START Data extracts

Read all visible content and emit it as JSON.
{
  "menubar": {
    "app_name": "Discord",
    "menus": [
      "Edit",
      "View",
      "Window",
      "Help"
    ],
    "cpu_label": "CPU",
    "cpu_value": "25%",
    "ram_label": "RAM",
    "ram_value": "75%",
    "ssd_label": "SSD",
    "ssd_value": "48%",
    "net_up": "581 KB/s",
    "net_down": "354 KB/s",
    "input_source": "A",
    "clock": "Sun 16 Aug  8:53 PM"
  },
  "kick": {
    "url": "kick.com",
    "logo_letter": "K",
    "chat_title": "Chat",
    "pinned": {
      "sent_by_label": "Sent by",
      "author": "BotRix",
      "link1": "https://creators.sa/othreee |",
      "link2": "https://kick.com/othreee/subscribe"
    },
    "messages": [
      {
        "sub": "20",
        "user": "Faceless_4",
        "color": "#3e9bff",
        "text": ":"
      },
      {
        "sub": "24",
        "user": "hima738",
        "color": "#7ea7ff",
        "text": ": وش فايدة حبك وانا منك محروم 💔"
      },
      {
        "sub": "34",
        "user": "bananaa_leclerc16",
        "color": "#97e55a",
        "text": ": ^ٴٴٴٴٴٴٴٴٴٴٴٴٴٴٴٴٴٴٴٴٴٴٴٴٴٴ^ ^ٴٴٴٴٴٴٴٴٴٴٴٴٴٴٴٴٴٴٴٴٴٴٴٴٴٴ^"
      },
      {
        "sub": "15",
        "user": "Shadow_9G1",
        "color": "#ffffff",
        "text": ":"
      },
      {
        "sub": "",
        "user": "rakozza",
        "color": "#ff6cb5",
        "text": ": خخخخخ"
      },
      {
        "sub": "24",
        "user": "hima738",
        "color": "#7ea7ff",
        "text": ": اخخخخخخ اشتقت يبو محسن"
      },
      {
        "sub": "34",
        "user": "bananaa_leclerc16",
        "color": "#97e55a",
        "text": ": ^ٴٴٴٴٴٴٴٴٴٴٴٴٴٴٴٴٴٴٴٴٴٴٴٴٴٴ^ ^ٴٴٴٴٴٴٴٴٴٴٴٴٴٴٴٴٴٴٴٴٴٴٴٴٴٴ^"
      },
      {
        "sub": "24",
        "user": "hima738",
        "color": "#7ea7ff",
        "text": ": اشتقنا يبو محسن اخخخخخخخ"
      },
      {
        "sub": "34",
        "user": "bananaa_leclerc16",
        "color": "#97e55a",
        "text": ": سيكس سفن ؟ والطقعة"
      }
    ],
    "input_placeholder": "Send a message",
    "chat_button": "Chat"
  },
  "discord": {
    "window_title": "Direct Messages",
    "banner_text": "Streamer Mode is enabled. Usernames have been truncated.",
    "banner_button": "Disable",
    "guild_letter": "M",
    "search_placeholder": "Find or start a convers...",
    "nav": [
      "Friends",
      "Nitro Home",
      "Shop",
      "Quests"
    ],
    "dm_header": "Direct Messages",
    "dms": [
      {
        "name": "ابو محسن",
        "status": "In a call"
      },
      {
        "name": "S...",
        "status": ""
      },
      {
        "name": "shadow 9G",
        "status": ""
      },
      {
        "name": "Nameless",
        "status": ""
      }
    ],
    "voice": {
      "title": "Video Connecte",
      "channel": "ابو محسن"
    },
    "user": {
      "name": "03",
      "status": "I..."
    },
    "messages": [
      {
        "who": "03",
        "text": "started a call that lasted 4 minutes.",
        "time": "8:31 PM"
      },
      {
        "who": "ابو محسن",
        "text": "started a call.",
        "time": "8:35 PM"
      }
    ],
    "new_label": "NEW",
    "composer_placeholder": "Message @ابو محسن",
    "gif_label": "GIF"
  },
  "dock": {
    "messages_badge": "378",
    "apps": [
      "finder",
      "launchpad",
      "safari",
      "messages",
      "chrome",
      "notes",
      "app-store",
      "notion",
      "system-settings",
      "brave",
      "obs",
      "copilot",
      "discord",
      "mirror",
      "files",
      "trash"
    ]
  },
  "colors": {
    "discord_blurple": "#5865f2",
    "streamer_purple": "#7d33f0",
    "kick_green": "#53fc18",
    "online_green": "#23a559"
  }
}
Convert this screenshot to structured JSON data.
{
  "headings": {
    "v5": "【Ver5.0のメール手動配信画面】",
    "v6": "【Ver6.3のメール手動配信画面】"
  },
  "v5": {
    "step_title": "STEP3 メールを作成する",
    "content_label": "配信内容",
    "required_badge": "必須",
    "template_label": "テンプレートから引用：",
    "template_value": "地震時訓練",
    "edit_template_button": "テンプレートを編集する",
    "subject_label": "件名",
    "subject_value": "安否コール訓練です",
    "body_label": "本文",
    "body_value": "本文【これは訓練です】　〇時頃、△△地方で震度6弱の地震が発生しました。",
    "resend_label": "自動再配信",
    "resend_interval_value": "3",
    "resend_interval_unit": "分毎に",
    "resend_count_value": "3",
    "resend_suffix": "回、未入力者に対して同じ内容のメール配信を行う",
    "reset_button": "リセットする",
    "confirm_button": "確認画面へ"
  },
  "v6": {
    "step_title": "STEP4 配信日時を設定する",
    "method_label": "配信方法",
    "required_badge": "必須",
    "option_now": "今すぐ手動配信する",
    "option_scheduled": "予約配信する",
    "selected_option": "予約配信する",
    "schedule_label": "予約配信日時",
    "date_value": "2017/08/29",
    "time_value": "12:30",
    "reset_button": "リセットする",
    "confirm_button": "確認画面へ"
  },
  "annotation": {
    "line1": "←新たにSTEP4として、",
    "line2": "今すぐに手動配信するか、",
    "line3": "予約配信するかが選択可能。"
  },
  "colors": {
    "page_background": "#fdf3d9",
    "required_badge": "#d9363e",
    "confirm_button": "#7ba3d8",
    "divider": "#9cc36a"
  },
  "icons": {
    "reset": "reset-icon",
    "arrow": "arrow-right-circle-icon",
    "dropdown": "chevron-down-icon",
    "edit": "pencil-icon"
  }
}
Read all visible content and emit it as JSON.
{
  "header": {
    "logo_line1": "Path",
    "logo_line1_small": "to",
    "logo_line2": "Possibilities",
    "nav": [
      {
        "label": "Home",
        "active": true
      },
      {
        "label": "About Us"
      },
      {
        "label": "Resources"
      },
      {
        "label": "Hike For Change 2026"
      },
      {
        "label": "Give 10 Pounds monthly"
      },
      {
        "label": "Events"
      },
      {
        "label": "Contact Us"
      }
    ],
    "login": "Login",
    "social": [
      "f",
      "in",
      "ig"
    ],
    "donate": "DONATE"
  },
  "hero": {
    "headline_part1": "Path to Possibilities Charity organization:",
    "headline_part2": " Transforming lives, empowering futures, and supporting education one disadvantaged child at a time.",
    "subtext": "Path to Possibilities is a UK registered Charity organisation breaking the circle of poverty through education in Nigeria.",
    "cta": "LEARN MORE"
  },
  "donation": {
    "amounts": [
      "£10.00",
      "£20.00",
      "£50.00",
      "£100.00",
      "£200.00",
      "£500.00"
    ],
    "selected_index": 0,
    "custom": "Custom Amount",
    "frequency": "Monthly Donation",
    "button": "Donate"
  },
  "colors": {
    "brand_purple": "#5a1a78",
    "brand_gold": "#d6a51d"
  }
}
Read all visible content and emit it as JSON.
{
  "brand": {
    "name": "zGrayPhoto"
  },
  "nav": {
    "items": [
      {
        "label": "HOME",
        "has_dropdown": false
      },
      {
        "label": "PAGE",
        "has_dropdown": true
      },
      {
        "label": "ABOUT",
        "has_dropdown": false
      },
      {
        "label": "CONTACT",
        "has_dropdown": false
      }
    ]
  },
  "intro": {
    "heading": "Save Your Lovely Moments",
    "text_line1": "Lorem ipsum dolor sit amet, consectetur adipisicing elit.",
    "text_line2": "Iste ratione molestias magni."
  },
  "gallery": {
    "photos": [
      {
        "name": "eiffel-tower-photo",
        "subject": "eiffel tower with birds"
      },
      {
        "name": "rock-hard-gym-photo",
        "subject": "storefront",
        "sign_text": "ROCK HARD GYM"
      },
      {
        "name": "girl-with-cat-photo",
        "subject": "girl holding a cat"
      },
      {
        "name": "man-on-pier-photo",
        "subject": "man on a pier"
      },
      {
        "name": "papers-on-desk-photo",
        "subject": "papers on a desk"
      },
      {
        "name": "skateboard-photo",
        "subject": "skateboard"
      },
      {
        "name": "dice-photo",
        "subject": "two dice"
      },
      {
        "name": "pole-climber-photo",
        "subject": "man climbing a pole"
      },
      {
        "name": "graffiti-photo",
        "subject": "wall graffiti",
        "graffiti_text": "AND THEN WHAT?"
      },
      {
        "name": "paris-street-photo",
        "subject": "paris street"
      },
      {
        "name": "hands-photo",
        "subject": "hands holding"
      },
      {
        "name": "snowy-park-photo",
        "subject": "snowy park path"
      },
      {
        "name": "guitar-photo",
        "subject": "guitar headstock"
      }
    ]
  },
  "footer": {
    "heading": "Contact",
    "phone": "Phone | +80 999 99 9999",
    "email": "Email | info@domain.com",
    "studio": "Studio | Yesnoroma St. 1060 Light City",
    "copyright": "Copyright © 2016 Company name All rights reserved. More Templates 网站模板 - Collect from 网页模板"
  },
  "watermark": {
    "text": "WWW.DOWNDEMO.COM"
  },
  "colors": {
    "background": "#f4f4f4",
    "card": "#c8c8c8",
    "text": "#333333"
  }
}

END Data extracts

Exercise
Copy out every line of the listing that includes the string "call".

Your solution
        "status": "In a call"
        "text": "started a call that lasted 4 minutes.",
        "text": "started a call.",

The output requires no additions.